Blowin' old boots
A salty old seadog would merely have muttered '...bit blustery last night...' and nothing more; but, for the sake of translation we'll explain that we really had a most uncomfortable overnight passage. Lady Magdalene was still watching over us and the day dawned (if that's what you call it when the sun never sets) bright and still. After a quick swim, again for one, to do what we could to check the errant fitting on our propellor shaft, we said our farewells to the Sysselman's Field Inspectors who are going to miss the polar bears that patrol consistently when Atlantis is in the fjord, and weighed anchor. The forecast was for a breezy 20 knots which we knew from the outset was likely to be on the nose; thus requiring us to tack to windward and cover considerably more than the straight line distance between two points. Even so, we only had 48 miles to cover to Ny Alesund - a mere skip.
Soon after leaving the fjord at midday we began to realise that St Magdalene might really be a siren - once mariners have been ensnared by her charms she makes it very difficult to escape. The weather closed in and the breeze started to rise. The same thing had happened when we tried to slip her clutches northwards to Virgohamna. This time, less than half an hour out, the engine's impeller failed which put the engine out of action for the rest of the trip. Sails up anyway,we headed on. As the wind strength rose, we changed down through the sail range, took reefs in the main and tried to steer as close to the wind as possible without losing speed. As the confused swell grew too, the autopilot became less able to cope and we reverted to hand-steering for the rest of the night.
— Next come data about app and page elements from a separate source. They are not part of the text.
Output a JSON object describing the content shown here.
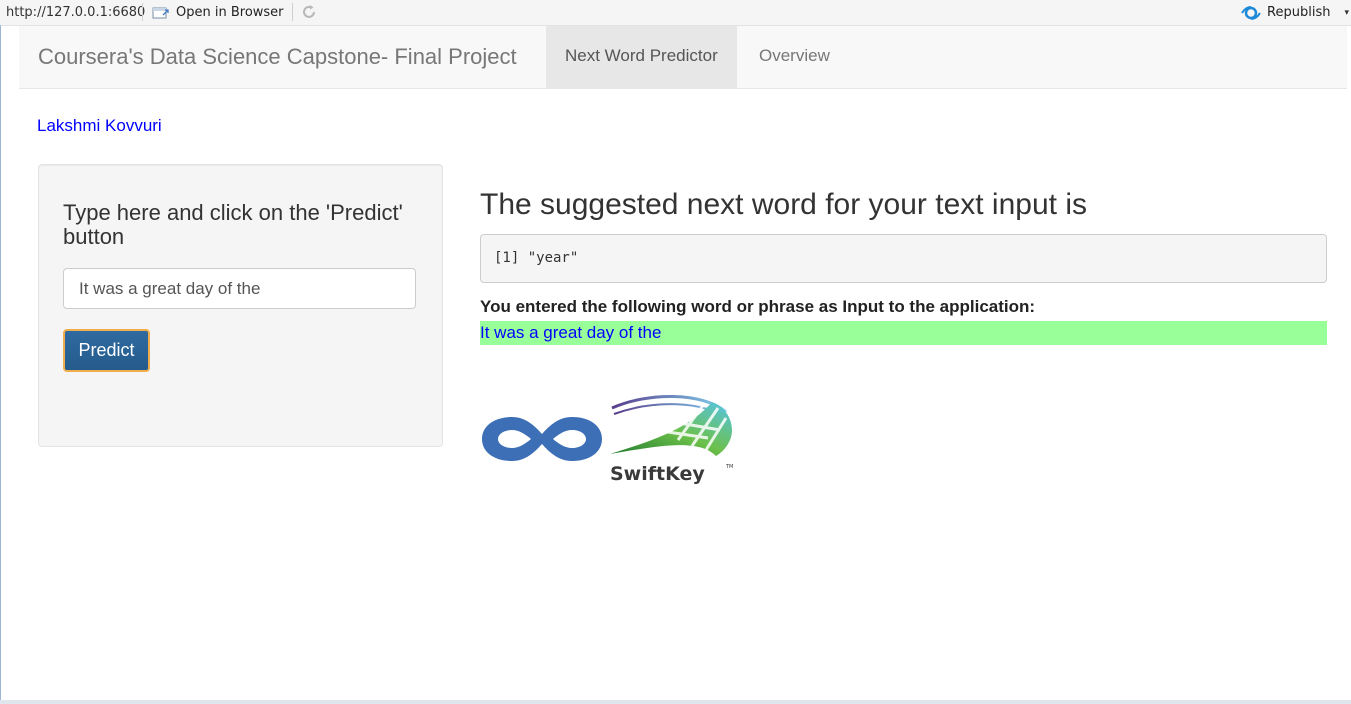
{
  "viewer": {
    "url": "http://127.0.0.1:6680",
    "open_in_browser": "Open in Browser",
    "republish": "Republish"
  },
  "navbar": {
    "brand": "Coursera's Data Science Capstone- Final Project",
    "tabs": [
      {
        "label": "Next Word Predictor",
        "active": true
      },
      {
        "label": "Overview",
        "active": false
      }
    ]
  },
  "author": "Lakshmi Kovvuri",
  "sidebar": {
    "prompt": "Type here and click on the 'Predict' button",
    "input_value": "It was a great day of the",
    "predict_label": "Predict"
  },
  "main": {
    "heading": "The suggested next word for your text input is",
    "prediction_output": "[1] \"year\"",
    "input_label": "You entered the following word or phrase as Input to the application:",
    "input_echo": "It was a great day of the"
  },
  "logos": {
    "coursera": "coursera-logo",
    "swiftkey_text": "SwiftKey"
  },
  "colors": {
    "echo_bg": "#99ff99",
    "echo_text": "#0000ff",
    "button_bg": "#2e6da4",
    "button_border": "#f0ad4e",
    "author_link": "#0000ff"
  }
}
With each long tack out to sea, or back in towards the shore, the wind's direction oscillated to our disadvantage. As the wind strength's forecast 20 knots maximum came...and went, our tacking angle became ever less efficient. At some stage, a concurrent gust and drop off a steep wave put sufficient stress on the headsail to simultaneously fracture three of the hanks that attach it to the forestay. A wet foredeck sail change ensued and we ended up under storm jib and fully reefed mainsail. With Lady Magdalene's henchmen continually heaving freezing (2.8 C actually) water over the decks and cockpit, damp seeped [gushed] into every seam of clothing. Long forgotten drips returned as steady rivulets in the cabin below. A larger than normal wave from behind engulfed the heater exhaust again and it shut down in pique for the night.
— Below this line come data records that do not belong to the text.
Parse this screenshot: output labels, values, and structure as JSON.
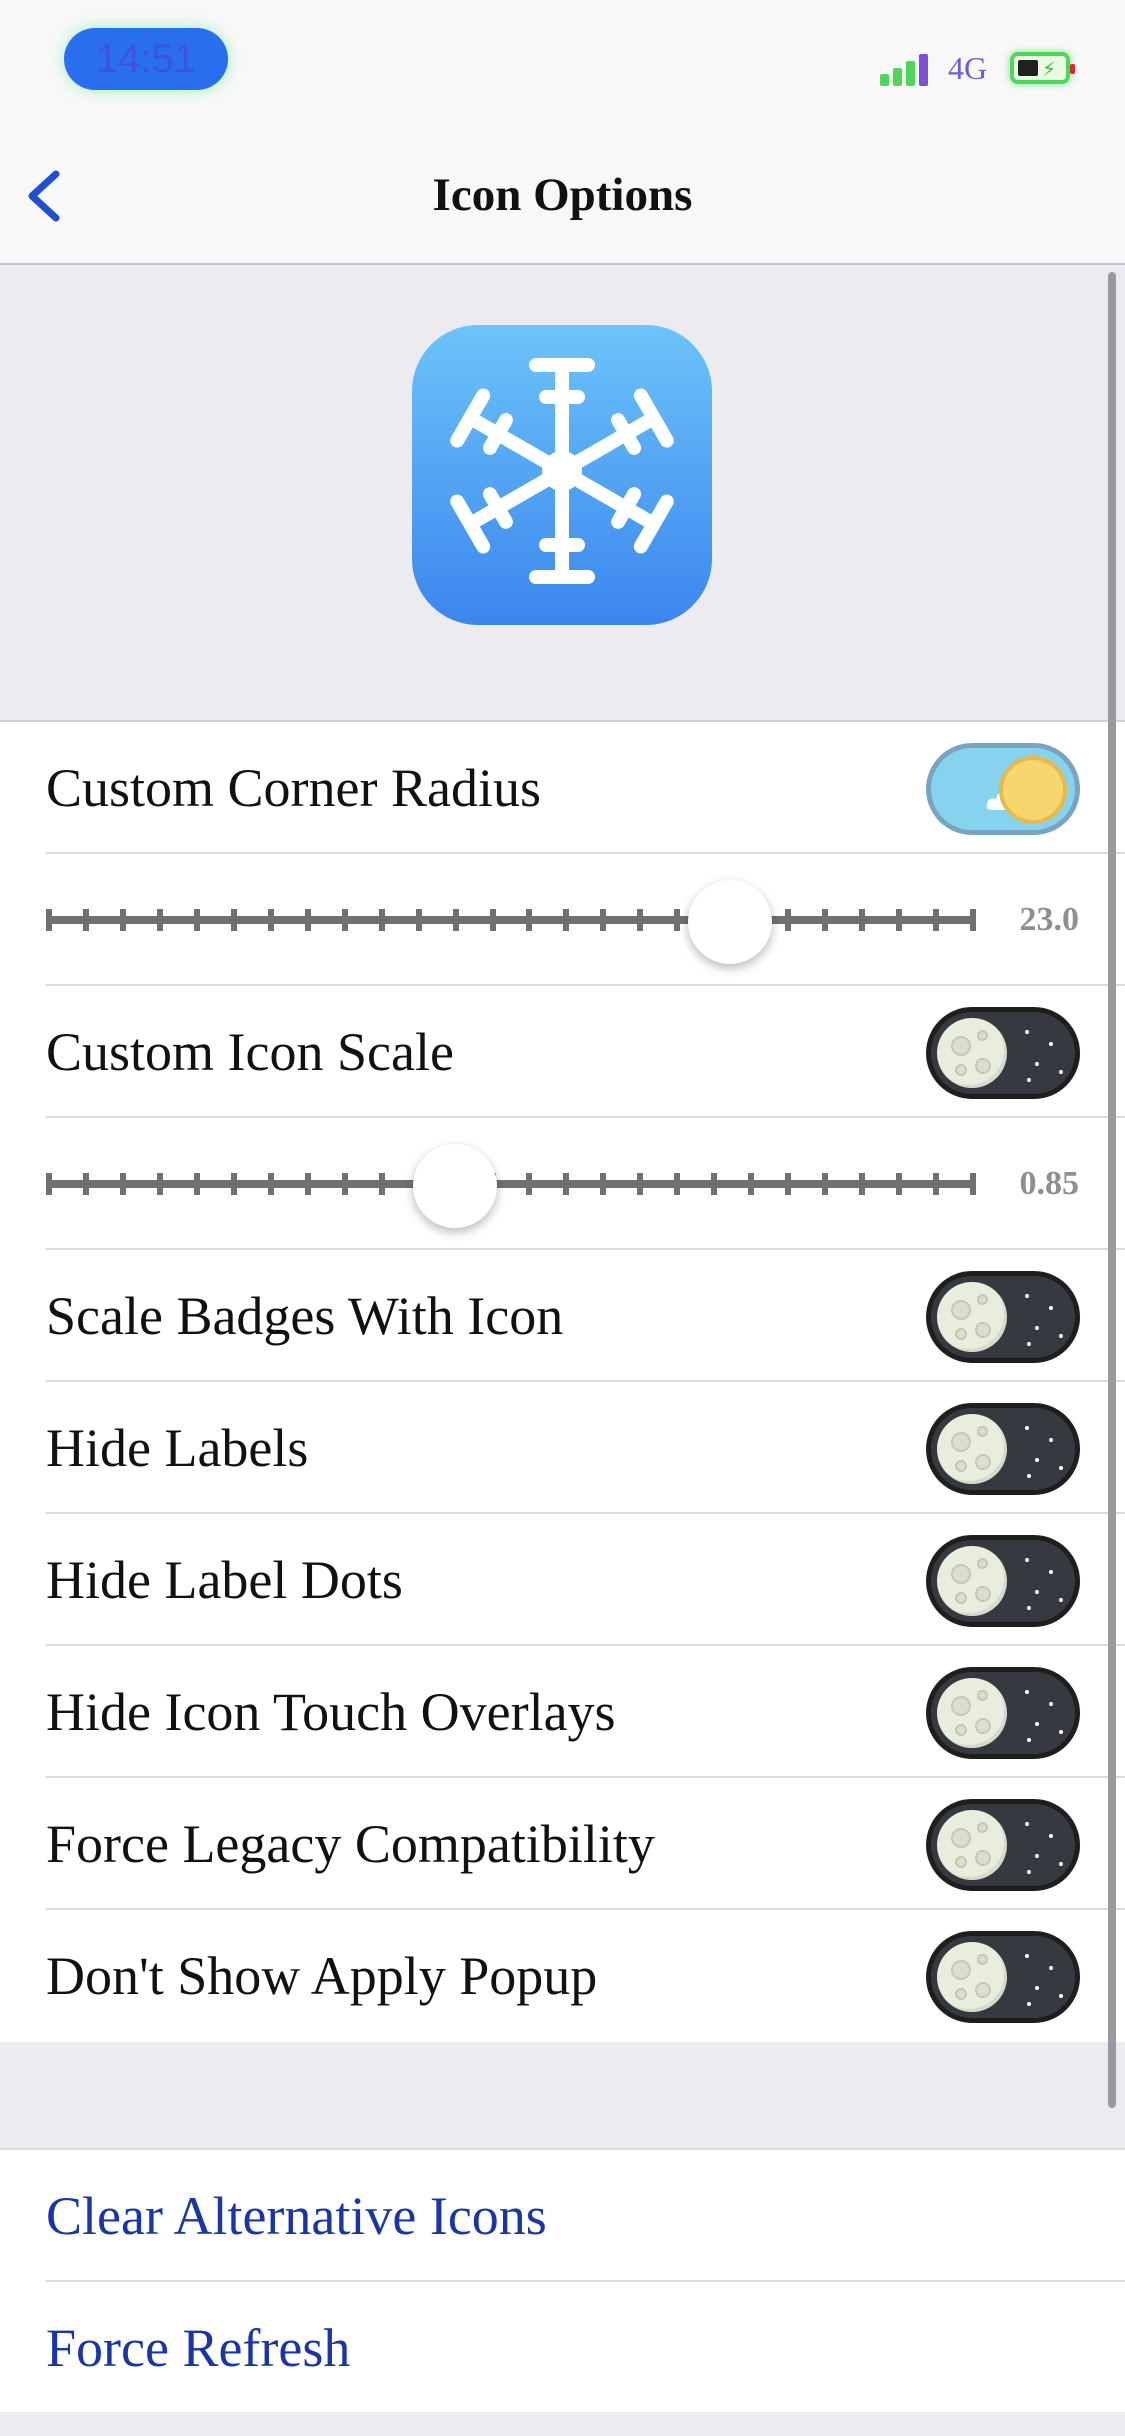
{
  "status_bar": {
    "time": "14:51",
    "network": "4G"
  },
  "nav": {
    "title": "Icon Options"
  },
  "options": [
    {
      "label": "Custom Corner Radius",
      "state": "on",
      "slider_value_text": "23.0",
      "slider_fraction": 0.735
    },
    {
      "label": "Custom Icon Scale",
      "state": "off",
      "slider_value_text": "0.85",
      "slider_fraction": 0.44
    },
    {
      "label": "Scale Badges With Icon",
      "state": "off"
    },
    {
      "label": "Hide Labels",
      "state": "off"
    },
    {
      "label": "Hide Label Dots",
      "state": "off"
    },
    {
      "label": "Hide Icon Touch Overlays",
      "state": "off"
    },
    {
      "label": "Force Legacy Compatibility",
      "state": "off"
    },
    {
      "label": "Don't Show Apply Popup",
      "state": "off"
    }
  ],
  "actions": [
    {
      "label": "Clear Alternative Icons"
    },
    {
      "label": "Force Refresh"
    }
  ],
  "colors": {
    "accent": "#1a35a9",
    "toggle_off": "#363a40",
    "toggle_on": "#86d3f0",
    "icon_top": "#6cc4f8",
    "icon_bottom": "#3b86ee"
  },
  "icons": {
    "back": "chevron-left-icon",
    "app": "snowflake-icon"
  }
}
By 0400 the reality was that on each tack we were losing any ground made by its predecessors. No volume of cocoa can mitigate the sense of futility this can catalyse in tired minds. If it hadn't been for a minor shift in the wind direction we might still be there now. At long last, a final tack in towards the shore showed some prospect of making the mouth of the Kongsfjord and spirits lifted. The wind died, sea flattened and all became less unpleasant. With the calmer waters it was possible to effect a rapid replacement for the engine's impeller, a few minutes later the heater exhaust had been drained and in a cloud of steam it roared into action. We closed the final five miles to Ny Alesund 27 hours after leaving Magdalene Fjord as if it had all been just a rather bad dream.
So, to sum up - 'twas a bit blustery last night.
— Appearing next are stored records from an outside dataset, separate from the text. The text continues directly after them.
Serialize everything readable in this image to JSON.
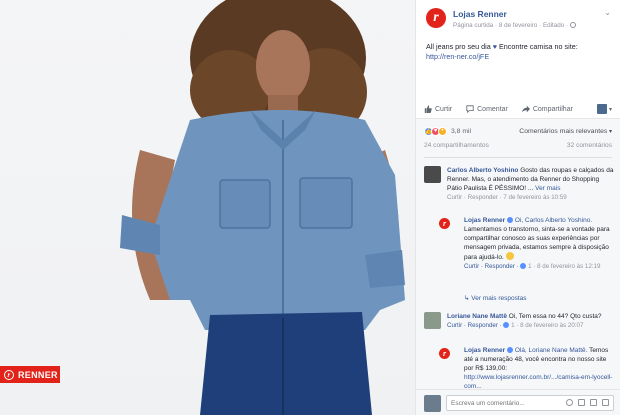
{
  "photo": {
    "brand_badge": "RENNER"
  },
  "post": {
    "page_name": "Lojas Renner",
    "meta": "Página curtida · 8 de fevereiro · Editado ·",
    "text_part1": "All jeans pro seu dia ",
    "text_part2": " Encontre camisa no site:",
    "link": "http://ren-ner.co/jFE",
    "actions": {
      "like": "Curtir",
      "comment": "Comentar",
      "share": "Compartilhar"
    },
    "reaction_count": "3,8 mil",
    "comment_sort": "Comentários mais relevantes",
    "shares": "24 compartilhamentos",
    "comments_count": "32 comentários"
  },
  "comments": [
    {
      "name": "Carlos Alberto Yoshino",
      "text": "Gosto das roupas e calçados da Renner. Mas, o atendimento da Renner do Shopping Pátio Paulista É PÉSSIMO! ...",
      "more": "Ver mais",
      "meta_reply": "Curtir · Responder · 7 de fevereiro às 10:59"
    },
    {
      "name": "Loriane Nane Mattê",
      "text": "Oi, Tem essa no 44? Qto custa?",
      "meta_reply": "Curtir · Responder ·",
      "meta_time": "1 · 8 de fevereiro às 20:07"
    }
  ],
  "replies": [
    {
      "name": "Lojas Renner",
      "mention": "Oi, Carlos Alberto Yoshino.",
      "text": "Lamentamos o transtorno, sinta-se a vontade para compartilhar conosco as suas experiências por mensagem privada, estamos sempre à disposição para ajudá-lo.",
      "meta_reply": "Curtir · Responder ·",
      "meta_time": "1 · 8 de fevereiro às 12:19"
    },
    {
      "name": "Lojas Renner",
      "mention": "Olá, Loriane Nane Mattê.",
      "text": "Temos até a numeração 48, você encontra no nosso site por R$ 139,00:",
      "link": "http://www.lojasrenner.com.br/.../camisa-em-lyocell-com..."
    }
  ],
  "more_replies": "Ver mais respostas",
  "composer": {
    "placeholder": "Escreva um comentário..."
  },
  "colors": {
    "brand": "#e2231a",
    "link": "#365899"
  }
}
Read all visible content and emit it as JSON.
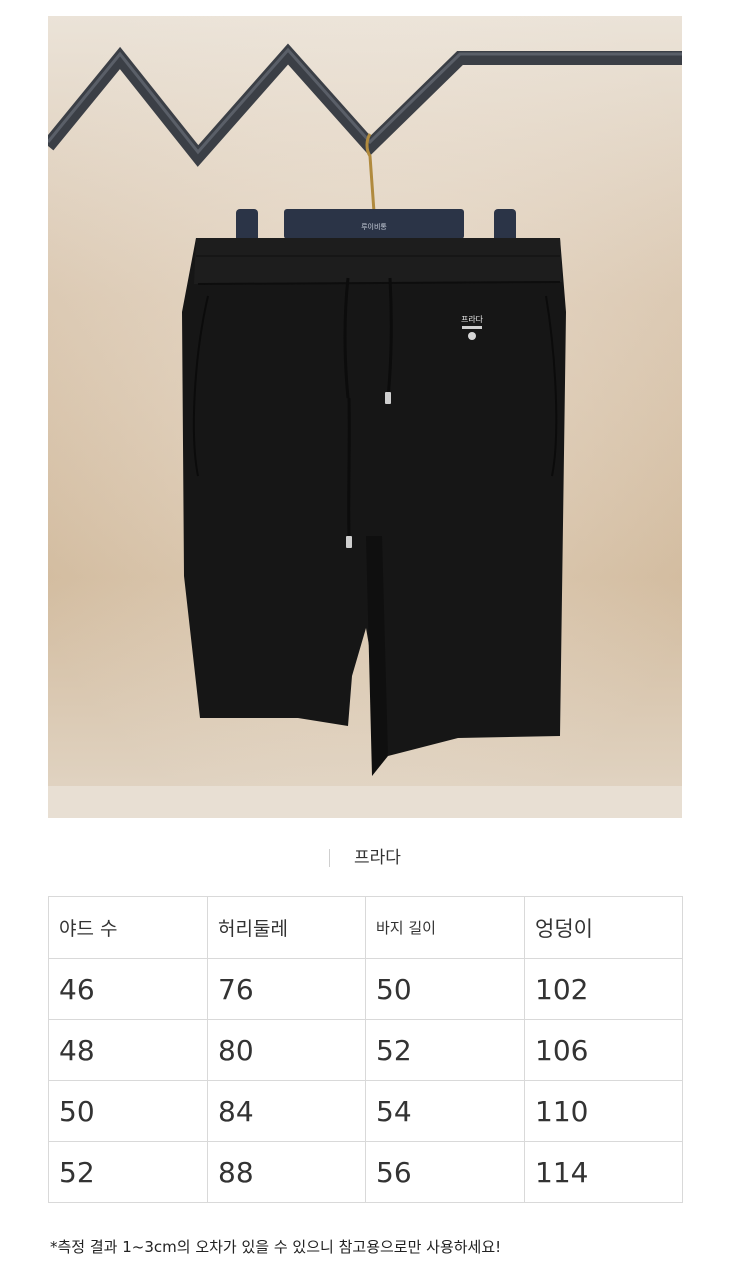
{
  "photo": {
    "hanger_label": "루이비통",
    "patch_text": "프라다"
  },
  "brand_caption": "프라다",
  "size_table": {
    "headers": [
      "야드 수",
      "허리둘레",
      "바지 길이",
      "엉덩이"
    ],
    "rows": [
      [
        "46",
        "76",
        "50",
        "102"
      ],
      [
        "48",
        "80",
        "52",
        "106"
      ],
      [
        "50",
        "84",
        "54",
        "110"
      ],
      [
        "52",
        "88",
        "56",
        "114"
      ]
    ]
  },
  "note": "*측정 결과 1~3cm의 오차가 있을 수 있으니 참고용으로만 사용하세요!",
  "colors": {
    "wall_light": "#e6dbcc",
    "wall_warm": "#c9b193",
    "rail": "#3b3f46",
    "hanger": "#2b3447",
    "garment": "#161616",
    "table_border": "#d9d9d9"
  }
}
Postscript - many trips suffer from the fact that the photographic records of the journey illustrate only the perfect moments. We have been determined to ensure that we would depict the rough with the smooth; the bad with the good. In the cold, fatigue, wet and general discomfort....we forgot. Sorry.